We trip awkwardly, sprawling our secret sins in full view of cynical eyes.
Later, we cringe, fearful of lifting our heads lest anyone condemn us further for our regretful behavior. Ashamed, we bury our faces in self‐condemnation. Who will forgive us now? Who will refurbish our shameful lives?
God will. If we doubt his ability to forgive and restore, if we believe our transgressions beyond his redemption, we fail to comprehend his track record.
In Acts 3, Peter teaches us the radical extent of God’s forgiveness. A crowd of Jews in Solomon’s portico of the temple surrounds the apostle. Boldly, Peter lays out God’s case against them, reminding them they were the ones who delivered Jesus to Pilate. He tells them plainly that they denied the Holy and Righteous One and actually killed the Author of life (Acts 3:13-‐15).
Yet even these criminal acts against the Son of God do not disqualify them from God’s forgiveness. Further in the chapter, Peter reassures them that they “acted in ignorance” and calls them to repentance, to make Jesus Christ their Lord.

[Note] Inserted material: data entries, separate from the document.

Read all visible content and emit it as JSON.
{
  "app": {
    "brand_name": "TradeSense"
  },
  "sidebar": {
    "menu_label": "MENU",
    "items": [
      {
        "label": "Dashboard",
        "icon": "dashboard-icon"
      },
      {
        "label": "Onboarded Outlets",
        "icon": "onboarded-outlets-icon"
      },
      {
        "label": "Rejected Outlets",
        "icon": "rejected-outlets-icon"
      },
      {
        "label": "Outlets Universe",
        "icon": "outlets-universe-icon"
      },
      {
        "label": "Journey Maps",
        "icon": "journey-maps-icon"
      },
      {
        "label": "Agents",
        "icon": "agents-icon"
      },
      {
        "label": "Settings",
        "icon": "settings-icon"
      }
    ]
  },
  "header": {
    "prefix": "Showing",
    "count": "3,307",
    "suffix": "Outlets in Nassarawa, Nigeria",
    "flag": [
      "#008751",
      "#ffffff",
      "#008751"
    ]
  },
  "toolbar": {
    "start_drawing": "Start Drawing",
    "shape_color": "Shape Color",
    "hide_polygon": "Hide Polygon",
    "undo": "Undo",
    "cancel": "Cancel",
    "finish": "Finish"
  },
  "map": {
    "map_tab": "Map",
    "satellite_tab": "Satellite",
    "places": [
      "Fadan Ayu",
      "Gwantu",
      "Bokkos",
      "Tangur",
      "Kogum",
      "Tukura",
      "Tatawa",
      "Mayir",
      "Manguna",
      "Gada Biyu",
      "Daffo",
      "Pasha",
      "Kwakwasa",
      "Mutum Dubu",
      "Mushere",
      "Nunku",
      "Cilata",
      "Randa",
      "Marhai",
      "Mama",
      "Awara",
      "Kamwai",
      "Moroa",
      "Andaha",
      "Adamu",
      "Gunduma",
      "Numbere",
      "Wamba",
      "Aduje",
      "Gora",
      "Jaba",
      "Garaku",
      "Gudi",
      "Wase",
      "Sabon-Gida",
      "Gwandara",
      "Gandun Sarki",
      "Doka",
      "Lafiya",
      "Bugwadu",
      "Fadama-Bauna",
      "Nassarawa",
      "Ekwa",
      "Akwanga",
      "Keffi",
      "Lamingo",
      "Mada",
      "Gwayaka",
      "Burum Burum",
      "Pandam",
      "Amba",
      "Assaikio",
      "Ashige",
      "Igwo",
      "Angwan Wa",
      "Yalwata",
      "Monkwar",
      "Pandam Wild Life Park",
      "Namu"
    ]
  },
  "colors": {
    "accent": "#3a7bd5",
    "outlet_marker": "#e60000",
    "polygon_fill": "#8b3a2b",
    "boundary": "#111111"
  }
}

Through the lips of Peter, God actually extended forgiveness to the ones who participated in Jesus’ death. What iniquity could be more heinous? Since God willingly forgave these wretched offenders, we can be certain he is willing to forgive us as well. Our complete reconciliation with the Father is possible. Ask him to pardon and restore us to fellowship with him. His Son already paid the full price for us to obtain that costly gift.